Newsletter No. 246, August 2022 ~ Grupo Ecológico
Hola Volunteers and Supporters ~
Turtle-wise, at the end of August, without the dune buggy and only three volunteers, we were able to get the job done. Hopefully by September things will get better, as I’ll explain below. By the end of August, we recorded over 476 nests, with over 327 in the box nursery, 101 nests were relocated while poaching came to 14 nests. The first batch of nests relocated on the beach have finished hatching. The box nests will begin hatching around the first week of September. Then we will publicly release hatchlings once again.
PS. On September 12th, the internet was repaired. Also, we have recorded over 625 nests.
A little Grayfox was spotted digging on a nest, but we stopped him before he reached the hatchlings. In the early days the Fox would dig under the beach nursery fence and help themselves to hatchlings.
We can begin to release hatchlings again, but not as we had done in the past. Releasing in front of town is not possible because of lights and overcrowding. Although there are good locations with no lights to the north of the alleyway, the thing to remember is we must release just at sundown and no earlier, and in a different location each night. To find the release point will take a little effort on your part. Look for the yellow dune buggy on the shore parked at the release point 10 to 20 minutes before releasing. Also remember, no flashlights, and don’t walk in front of them, making holes.
We are very grateful for the help of our donors, Melissa McCann, Patricia Schmidt, Jennifer Nelsen, Ricke Burke and Susan Stephens, Sean Roberts, and Bonny McCleery Scanlan. Without your donations, our work would be nearly impossible. Go to our PayPal account. The aftermath of the pandemic, with today’s inflation has hurt many, but the repair of the dune buggy has drained us financially, help us if you can. We are nearly out of funds again.
July volunteers: Juan Flores and family, Karen Sorum and Hallie Loveridge, Jessica and Mark Hiller, Cristian Garcia, Esteban Millard, Jennifer Tsai, Veronica Bishop, Angie Dean, Roman Schlichting, Ryven Schlichting, Louie and Louise Christensen, Montserrat Iniesta, Quetzalli Balderas, Stacey Hunter, and Amy and Georgia Emerson.
While covering the beach at night, I’ve occasionally noticed large groups of adults and kids bagging up hundreds of Ghost Crabs. Sadly, there should be thousands of crabs on the beach, but there are very few left these nights. It makes me wonder about the logic of one individual that posts Facebook images of a crab run over, while thousands are being boiled alive and eaten????

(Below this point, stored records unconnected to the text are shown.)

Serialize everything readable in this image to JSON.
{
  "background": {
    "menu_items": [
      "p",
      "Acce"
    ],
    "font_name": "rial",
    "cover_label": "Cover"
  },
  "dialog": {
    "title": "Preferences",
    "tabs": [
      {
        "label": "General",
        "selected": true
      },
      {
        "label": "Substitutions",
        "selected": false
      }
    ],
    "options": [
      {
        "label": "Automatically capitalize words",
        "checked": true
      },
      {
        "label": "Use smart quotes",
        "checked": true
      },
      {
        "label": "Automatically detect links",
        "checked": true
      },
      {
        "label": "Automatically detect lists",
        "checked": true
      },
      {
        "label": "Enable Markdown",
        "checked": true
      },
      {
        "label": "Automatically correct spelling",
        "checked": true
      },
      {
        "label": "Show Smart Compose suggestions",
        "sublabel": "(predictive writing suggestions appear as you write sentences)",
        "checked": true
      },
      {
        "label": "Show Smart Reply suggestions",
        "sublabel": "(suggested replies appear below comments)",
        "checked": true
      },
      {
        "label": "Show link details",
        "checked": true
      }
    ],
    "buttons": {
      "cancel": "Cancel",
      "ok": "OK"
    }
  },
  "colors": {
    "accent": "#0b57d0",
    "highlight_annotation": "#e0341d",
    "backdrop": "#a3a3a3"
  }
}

I’ve also noticed over the past several years that when tropical weather systems work their way up the coast, they tend to keep moisture that was intended to flow inland out at sea. If this anomaly continues for several years, it could cause a possible threat to the towns water supply. This year, over two dozen tropical systems have traveled the same route from Central America and below San Pancho; see the image below.
The buggy had a bit of bad luck. Somewhere on the beach or maybe in town, the buggy’s crankcase struck something hard like a rock or cement and cracked the crankcase. The oil quickly drained out and withing minutes the engine froze up. The motor was replaced, along with the entire clutch and front brakes were also repaired. It cost us dearly; we need your help with donations.
The buggy is not the only thing around here having bad luck. Our internet fiber optic cable was hit by a coconut and snapped the cable, causing the telephone and internet to crash for over a week.
Weather-wise: Temperatures during the day were in the high 80’s° to low 90°s, while nighttime temps were in the high 70s°, cloudy warm days but unusually cold nights. 11.26 inches of rain in August, and for the year, rainfall came to 18.68 inches. By the end of last August, the rainfall total was 45.50 inches. Despite the lack of rain, the jungle is doing well. With the addition of several new residences and two or three years of low rainfall, water could become a serious problem.
Town and country-wise: Regular gasoline is around 4.61 dollars per gallon. The exchange rate is around 20 pesos per dollar. Except for two very brief flashfloods the river remains bone dry today. It is highly unusual that the river is dry up to September 5th. The lagoon was forced opened to the sea on the night of August 16th, but quickly closed, oddly no Water Hyacinth were washed up on our shore for once.
Frank Smith, Director
Grupo Ecológico de la Costa Verde, A.C.
Facebook page: San Pancho Marine Turtle Project
Tel. 311 258 4100